■ Your task ■
The answer is the set of lines that include "potion", copied from the data below.

■ Records ■
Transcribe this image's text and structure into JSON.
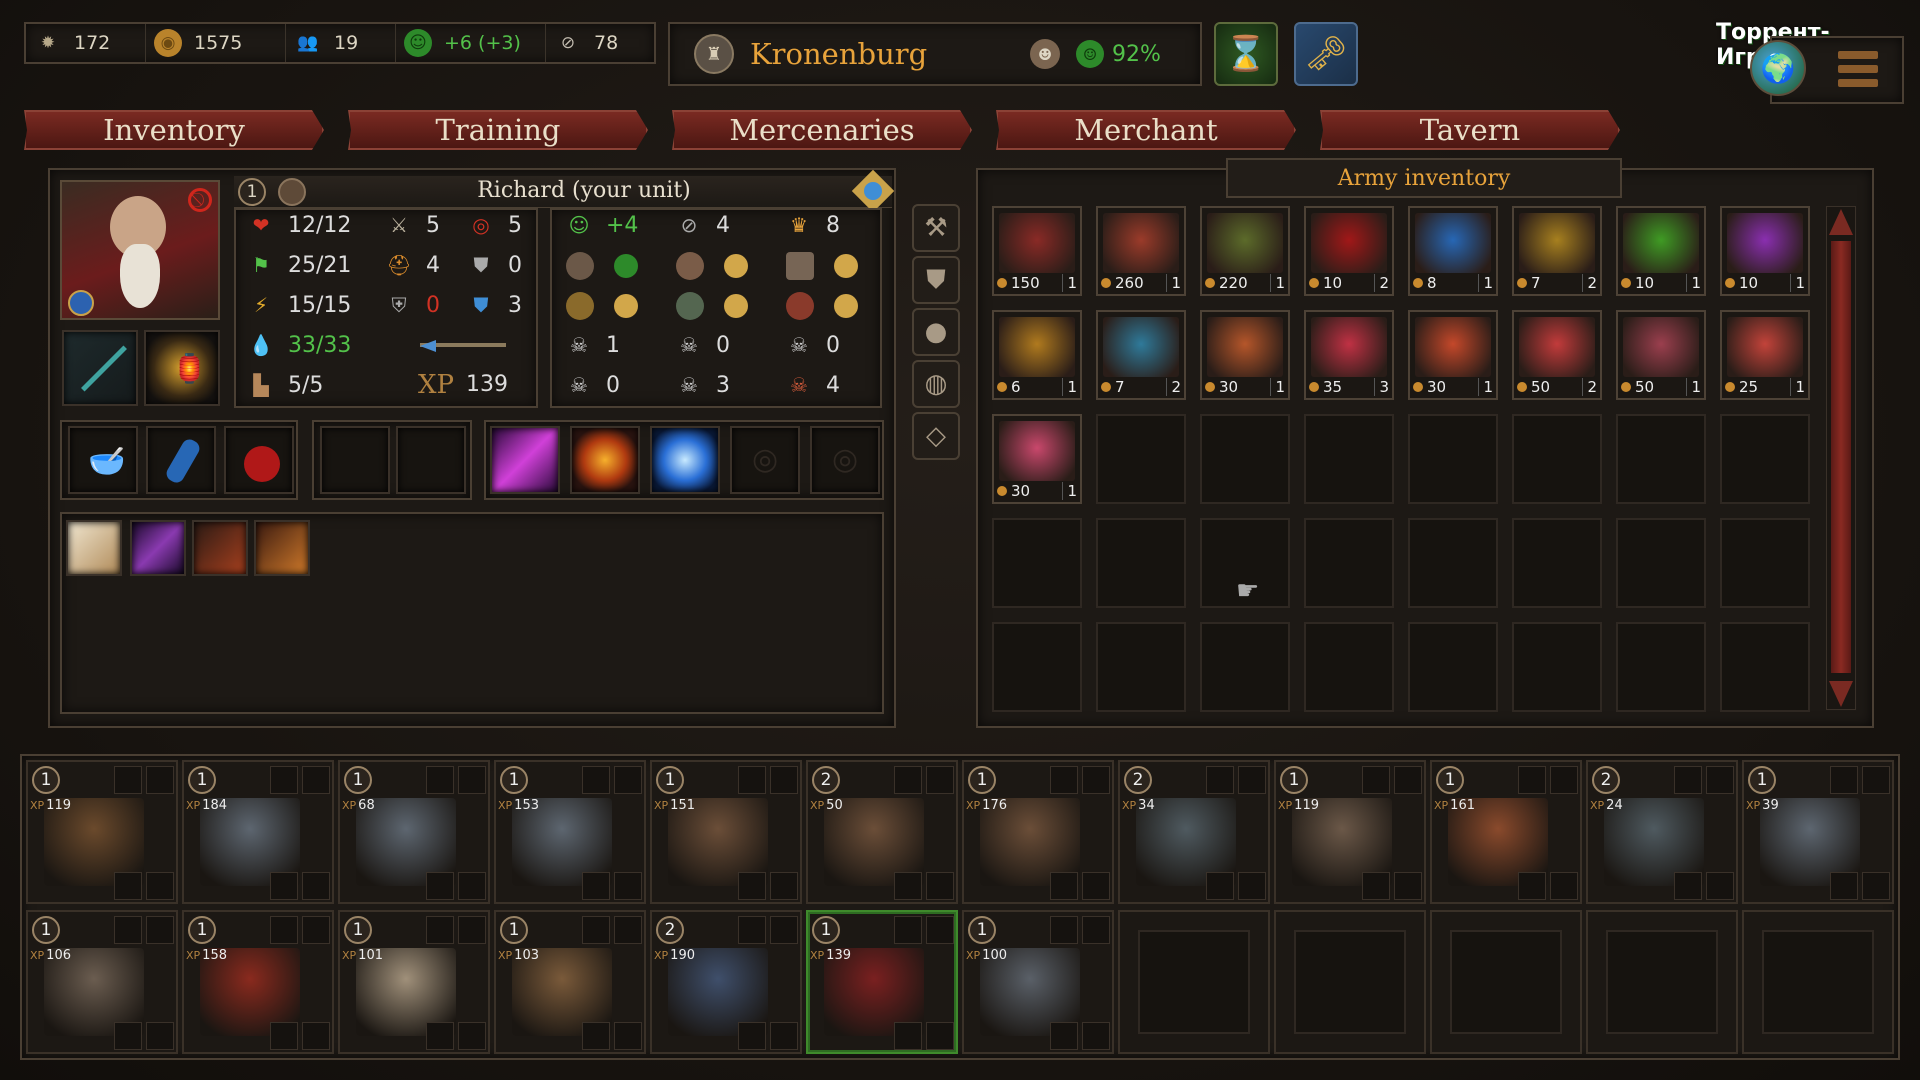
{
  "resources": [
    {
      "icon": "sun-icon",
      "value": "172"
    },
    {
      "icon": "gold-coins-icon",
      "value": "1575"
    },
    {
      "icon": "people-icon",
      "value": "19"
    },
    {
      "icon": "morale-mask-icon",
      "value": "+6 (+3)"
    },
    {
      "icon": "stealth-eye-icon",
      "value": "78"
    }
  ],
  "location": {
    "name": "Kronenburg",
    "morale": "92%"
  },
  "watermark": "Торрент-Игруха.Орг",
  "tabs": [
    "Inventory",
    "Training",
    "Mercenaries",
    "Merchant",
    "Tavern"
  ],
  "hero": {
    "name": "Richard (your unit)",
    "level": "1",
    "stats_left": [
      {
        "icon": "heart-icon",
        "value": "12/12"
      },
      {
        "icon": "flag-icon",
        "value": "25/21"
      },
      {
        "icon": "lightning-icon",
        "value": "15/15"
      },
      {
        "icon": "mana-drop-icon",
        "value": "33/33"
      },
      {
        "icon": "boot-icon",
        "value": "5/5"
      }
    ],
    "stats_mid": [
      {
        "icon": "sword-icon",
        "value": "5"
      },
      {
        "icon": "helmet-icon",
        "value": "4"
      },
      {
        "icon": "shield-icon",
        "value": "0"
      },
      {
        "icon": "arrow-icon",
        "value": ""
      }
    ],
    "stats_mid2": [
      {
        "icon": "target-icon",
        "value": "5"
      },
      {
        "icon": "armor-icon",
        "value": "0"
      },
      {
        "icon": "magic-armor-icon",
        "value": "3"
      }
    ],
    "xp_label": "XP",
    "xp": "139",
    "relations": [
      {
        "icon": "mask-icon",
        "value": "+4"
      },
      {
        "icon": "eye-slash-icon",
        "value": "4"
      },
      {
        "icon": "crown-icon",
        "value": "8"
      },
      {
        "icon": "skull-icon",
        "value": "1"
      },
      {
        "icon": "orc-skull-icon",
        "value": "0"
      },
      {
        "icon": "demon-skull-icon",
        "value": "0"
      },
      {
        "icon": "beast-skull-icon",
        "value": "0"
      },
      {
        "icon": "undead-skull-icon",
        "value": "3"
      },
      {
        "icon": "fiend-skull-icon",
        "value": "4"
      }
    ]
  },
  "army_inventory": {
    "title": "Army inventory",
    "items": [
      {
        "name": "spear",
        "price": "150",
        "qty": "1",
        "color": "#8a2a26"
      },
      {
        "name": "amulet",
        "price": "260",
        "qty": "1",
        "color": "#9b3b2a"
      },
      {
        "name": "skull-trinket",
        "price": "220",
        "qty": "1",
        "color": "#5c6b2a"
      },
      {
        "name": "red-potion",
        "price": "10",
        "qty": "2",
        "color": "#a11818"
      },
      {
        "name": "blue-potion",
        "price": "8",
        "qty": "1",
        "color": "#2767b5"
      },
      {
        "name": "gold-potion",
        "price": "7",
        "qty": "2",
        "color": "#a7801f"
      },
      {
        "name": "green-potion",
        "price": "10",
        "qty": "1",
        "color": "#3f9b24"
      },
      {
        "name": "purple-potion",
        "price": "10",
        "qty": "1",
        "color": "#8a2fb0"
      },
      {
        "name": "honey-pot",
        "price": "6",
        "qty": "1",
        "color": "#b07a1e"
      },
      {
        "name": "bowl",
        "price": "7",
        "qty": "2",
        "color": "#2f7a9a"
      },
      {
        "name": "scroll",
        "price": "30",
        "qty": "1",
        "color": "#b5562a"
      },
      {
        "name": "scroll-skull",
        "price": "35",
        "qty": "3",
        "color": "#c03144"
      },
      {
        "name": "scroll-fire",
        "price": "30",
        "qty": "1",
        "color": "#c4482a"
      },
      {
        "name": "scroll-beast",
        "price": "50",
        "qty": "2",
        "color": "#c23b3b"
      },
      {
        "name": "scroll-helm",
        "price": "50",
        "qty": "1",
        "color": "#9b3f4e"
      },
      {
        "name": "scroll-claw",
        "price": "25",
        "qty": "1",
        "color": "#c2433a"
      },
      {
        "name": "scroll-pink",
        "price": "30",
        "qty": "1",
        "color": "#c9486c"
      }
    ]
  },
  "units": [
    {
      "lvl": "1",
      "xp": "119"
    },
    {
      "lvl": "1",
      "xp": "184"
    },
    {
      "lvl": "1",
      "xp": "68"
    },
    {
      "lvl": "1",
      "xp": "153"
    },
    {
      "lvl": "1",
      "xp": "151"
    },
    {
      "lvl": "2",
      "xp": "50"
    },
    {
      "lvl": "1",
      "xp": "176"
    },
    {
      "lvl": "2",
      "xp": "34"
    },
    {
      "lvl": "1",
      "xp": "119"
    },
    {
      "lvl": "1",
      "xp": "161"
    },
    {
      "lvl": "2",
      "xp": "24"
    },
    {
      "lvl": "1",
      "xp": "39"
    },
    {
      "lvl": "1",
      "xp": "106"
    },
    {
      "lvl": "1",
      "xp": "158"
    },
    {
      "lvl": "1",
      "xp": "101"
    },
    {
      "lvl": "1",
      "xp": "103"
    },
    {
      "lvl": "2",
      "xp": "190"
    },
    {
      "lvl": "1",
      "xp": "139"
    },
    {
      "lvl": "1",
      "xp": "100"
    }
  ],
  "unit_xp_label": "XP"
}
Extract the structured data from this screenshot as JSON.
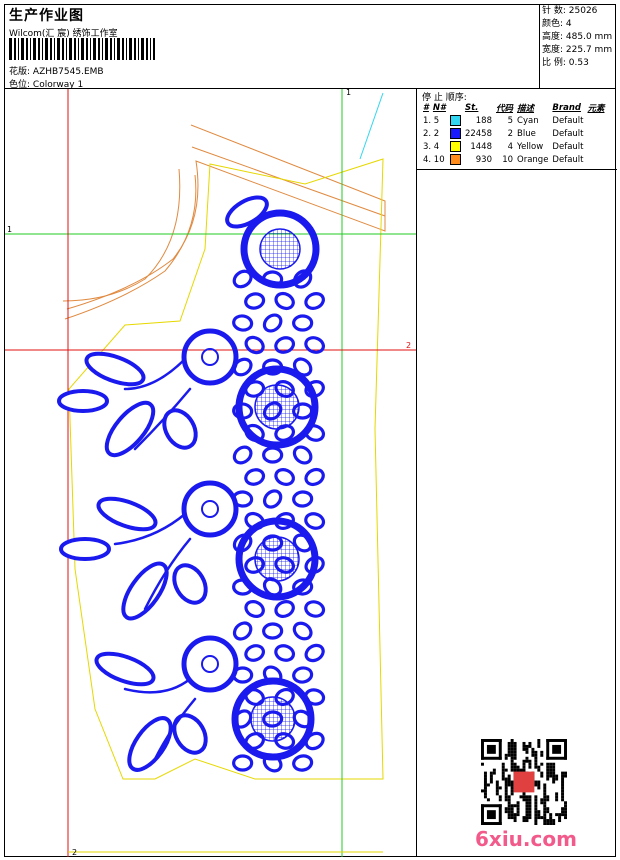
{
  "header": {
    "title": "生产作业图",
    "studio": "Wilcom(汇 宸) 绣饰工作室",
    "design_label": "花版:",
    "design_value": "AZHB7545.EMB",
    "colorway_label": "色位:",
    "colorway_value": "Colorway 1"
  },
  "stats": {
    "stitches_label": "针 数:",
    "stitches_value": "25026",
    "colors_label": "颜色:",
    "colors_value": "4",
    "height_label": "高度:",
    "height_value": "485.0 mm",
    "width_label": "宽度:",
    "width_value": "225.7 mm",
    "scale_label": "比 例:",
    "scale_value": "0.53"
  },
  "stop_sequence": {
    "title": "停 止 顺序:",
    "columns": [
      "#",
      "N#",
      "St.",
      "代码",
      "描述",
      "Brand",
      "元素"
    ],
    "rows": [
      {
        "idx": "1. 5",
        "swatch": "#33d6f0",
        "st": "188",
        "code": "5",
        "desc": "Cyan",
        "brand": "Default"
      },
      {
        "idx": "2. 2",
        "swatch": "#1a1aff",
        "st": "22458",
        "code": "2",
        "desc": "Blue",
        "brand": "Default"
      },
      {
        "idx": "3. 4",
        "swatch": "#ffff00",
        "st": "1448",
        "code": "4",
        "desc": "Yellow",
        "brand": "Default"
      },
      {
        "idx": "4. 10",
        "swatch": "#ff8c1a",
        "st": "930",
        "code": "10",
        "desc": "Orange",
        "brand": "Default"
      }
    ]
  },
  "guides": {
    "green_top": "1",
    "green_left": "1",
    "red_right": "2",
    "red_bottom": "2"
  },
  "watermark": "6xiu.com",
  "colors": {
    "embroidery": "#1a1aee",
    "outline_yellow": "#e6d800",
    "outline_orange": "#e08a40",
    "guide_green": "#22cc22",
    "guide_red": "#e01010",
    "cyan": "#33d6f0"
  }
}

■ Written answer ■
        "name": "red-potion",
        "name": "blue-potion",
        "name": "gold-potion",
        "name": "green-potion",
        "name": "purple-potion",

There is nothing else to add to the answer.